Don't let the Yale University Press logo and the author's academic Gay Studies credentials fool you. This is not yet another entry in the More Foucaultian Than Thou sweepstakes. A History of Gay Literature is an extraordinarily intelligent, well-argued, clearly written and enjoyably readable book. Indeed, this is about as close as literary history comes to a page-turner. A possible reason for this pleasant divergence from the run of the Queer Theory mill may lie in the author's nationality. He's a British Professor of Gay and Lesbian Studies, and unlike too many of his American confreres he still values linguistic clarity and apparently still believes in that Phantom of the English Department, the 'common reader.' With a global reach and a range that runs from ancient Greece to contemporary New York, this ridiculously learned and near-encyclopedic book is a single-volume education in gay literature. The obvious writers and works are covered-- Shakespeare, Marlowe, Wilde, Genet, Ritsos, Arenas--as well as many less familiar names. However well-read you think you are, I guarantee that you will find discussed herein a great writer or book you have probably not read. (In my case, I discovered Hubert Fichte, Herve Guibert and Virgilio Pinera.) Even more impressive than the book's range is the author's critical acumen. Woods's reading of Eliot's The Waste Land as a gay pastoral elegy is worth the price of the book. Likewise his discussions of Marlowe's Edward II and Shakespeare's sonnets, of which he writes, "Reading the sonnets will always flush out the reader's attitudes to homosexuality. To that extent if no further, this sequence of poems is the key gay text in English literature." When I finished this book, I wanted more. I wished Woods had gone deeper into Samuel Delany (especially his key queer text, The Mad Man), explored the gay themes in Clive Barker's SF/fantasy novels, etc., etc. At nearly 400 pages, this book is still too short. It could have been almost twice as long. (Yes, I'm perfectly aware of the gay phallic rhetoric barely concealed by the loincloth of this complaint.) This is a marvelous book that might just change the way you read.
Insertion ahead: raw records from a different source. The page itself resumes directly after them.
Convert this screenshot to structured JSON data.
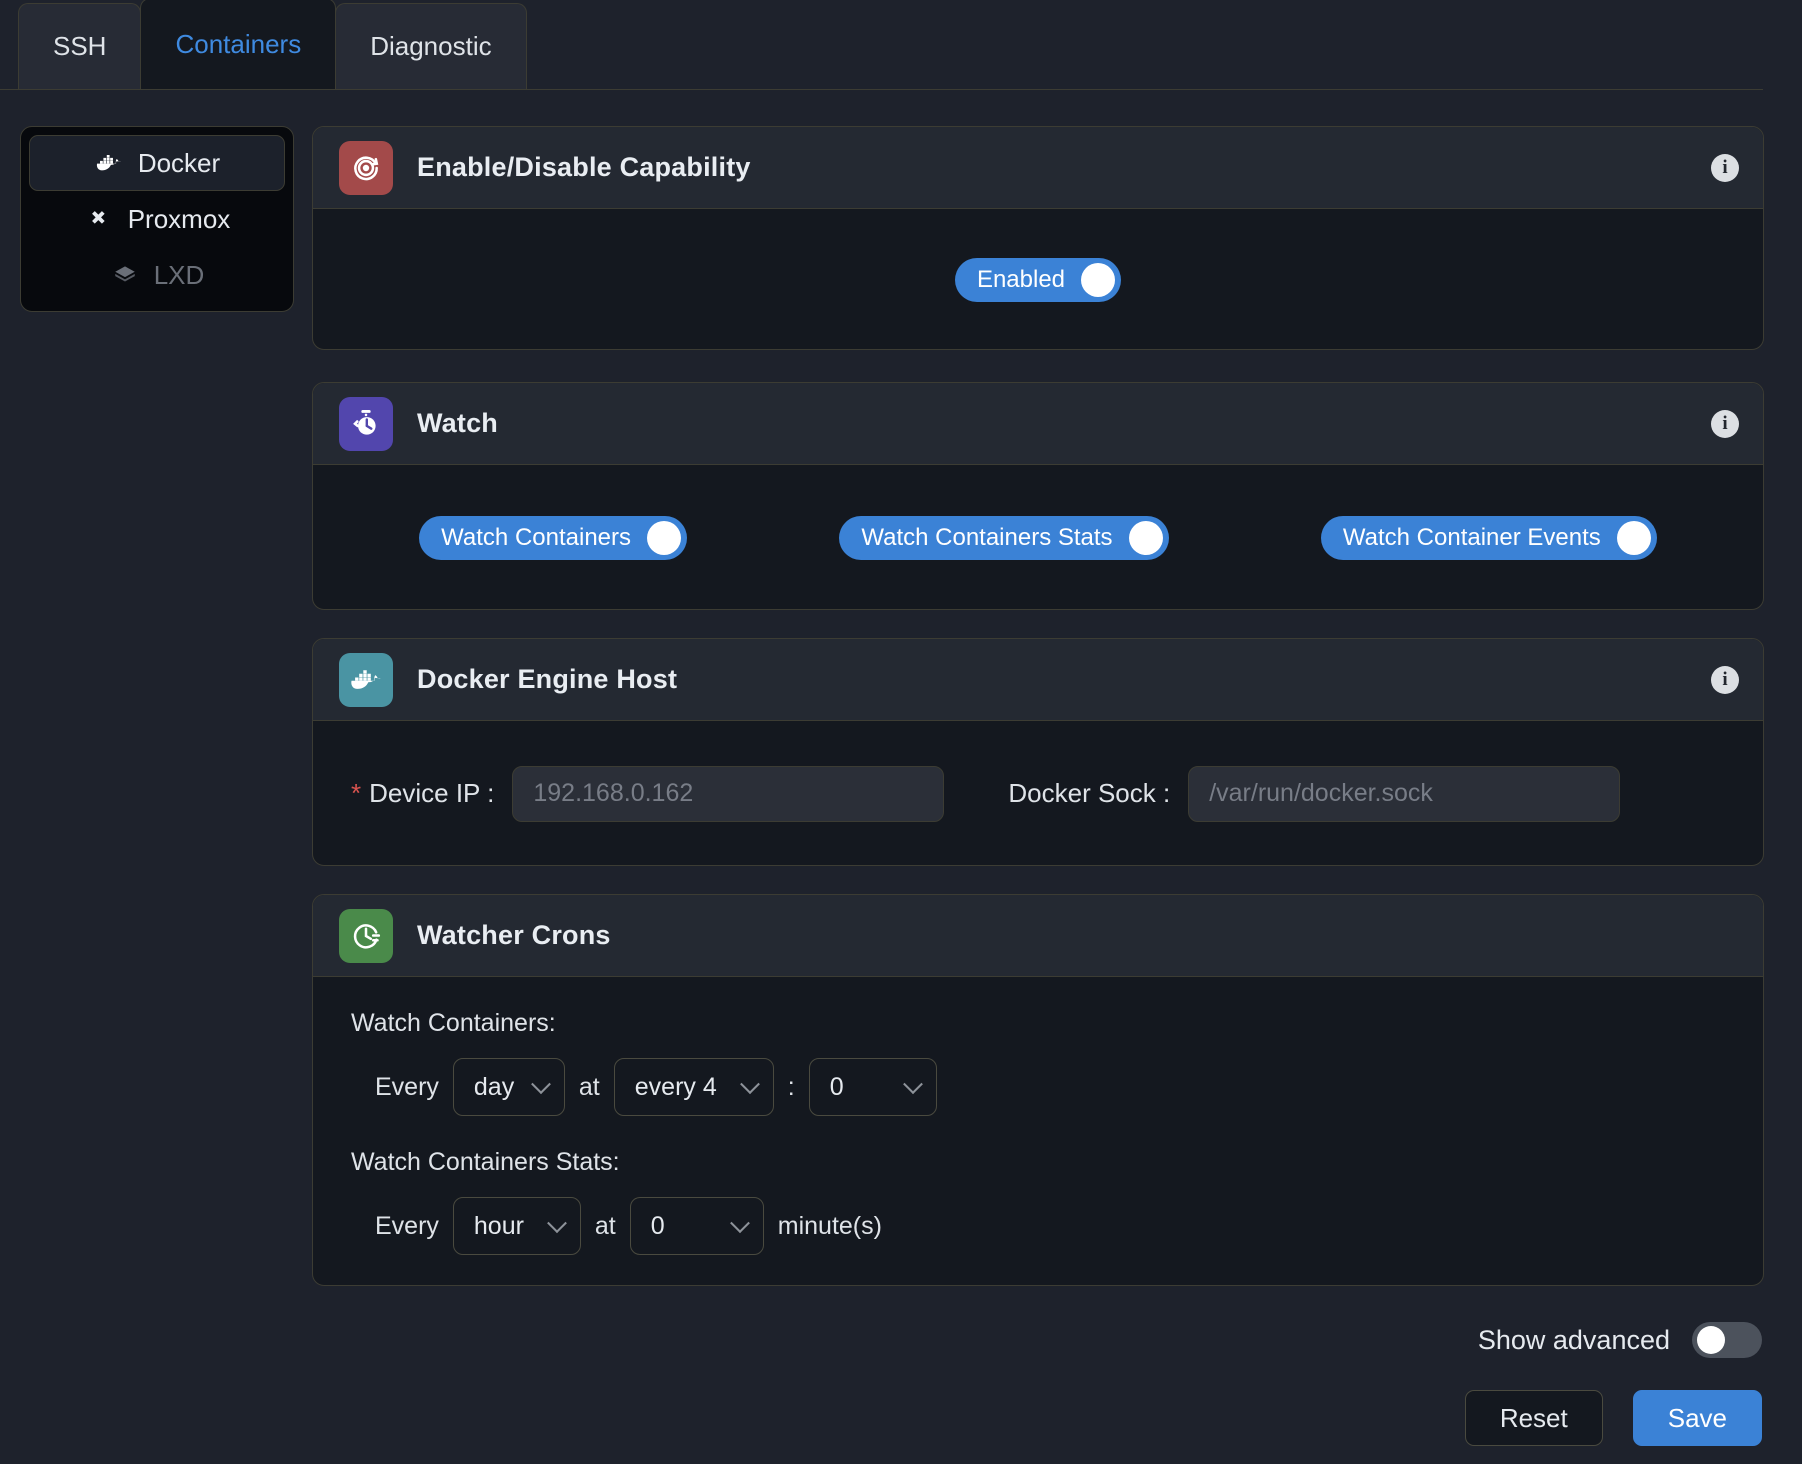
{
  "tabs": [
    {
      "label": "SSH",
      "active": false
    },
    {
      "label": "Containers",
      "active": true
    },
    {
      "label": "Diagnostic",
      "active": false
    }
  ],
  "sidebar": {
    "items": [
      {
        "label": "Docker",
        "icon": "docker-whale-icon",
        "state": "active"
      },
      {
        "label": "Proxmox",
        "icon": "proxmox-icon",
        "state": "normal"
      },
      {
        "label": "LXD",
        "icon": "lxd-box-icon",
        "state": "disabled"
      }
    ]
  },
  "cards": {
    "capability": {
      "title": "Enable/Disable Capability",
      "icon": "target-power-icon",
      "icon_color": "#a34a4a",
      "info_icon": "info-icon",
      "toggle": {
        "label": "Enabled",
        "on": true
      }
    },
    "watch": {
      "title": "Watch",
      "icon": "stopwatch-icon",
      "icon_color": "#5246ad",
      "info_icon": "info-icon",
      "toggles": [
        {
          "label": "Watch Containers",
          "on": true
        },
        {
          "label": "Watch Containers Stats",
          "on": true
        },
        {
          "label": "Watch Container Events",
          "on": true
        }
      ]
    },
    "engine_host": {
      "title": "Docker Engine Host",
      "icon": "docker-whale-icon",
      "icon_color": "#4a94a3",
      "info_icon": "info-icon",
      "fields": [
        {
          "label": "Device IP :",
          "required": true,
          "required_mark": "*",
          "value": "",
          "placeholder": "192.168.0.162"
        },
        {
          "label": "Docker Sock :",
          "required": false,
          "required_mark": "",
          "value": "",
          "placeholder": "/var/run/docker.sock"
        }
      ]
    },
    "crons": {
      "title": "Watcher Crons",
      "icon": "clock-history-icon",
      "icon_color": "#4a8a4a",
      "rows": [
        {
          "label": "Watch Containers:",
          "prefix": "Every",
          "unit": {
            "value": "day",
            "name": "frequency-unit-select"
          },
          "mid": "at",
          "hour": {
            "value": "every 4",
            "name": "hour-select"
          },
          "separator": ":",
          "minute": {
            "value": "0",
            "name": "minute-select"
          },
          "suffix": ""
        },
        {
          "label": "Watch Containers Stats:",
          "prefix": "Every",
          "unit": {
            "value": "hour",
            "name": "frequency-unit-select"
          },
          "mid": "at",
          "hour": null,
          "separator": "",
          "minute": {
            "value": "0",
            "name": "minute-select"
          },
          "suffix": "minute(s)"
        }
      ]
    }
  },
  "footer": {
    "show_advanced_label": "Show advanced",
    "show_advanced_on": false,
    "reset_label": "Reset",
    "save_label": "Save"
  },
  "colors": {
    "page_bg": "#1e222c",
    "card_bg": "#14181f",
    "card_header_bg": "#242932",
    "border": "#3c3c33",
    "accent_blue": "#3b82d6",
    "tab_active_text": "#3f8ae0",
    "required_red": "#d9534f"
  }
}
It will certainly add at least a few more books to your to-read list. And isn't that, finally, the most important function of criticism at the present time?

No comments: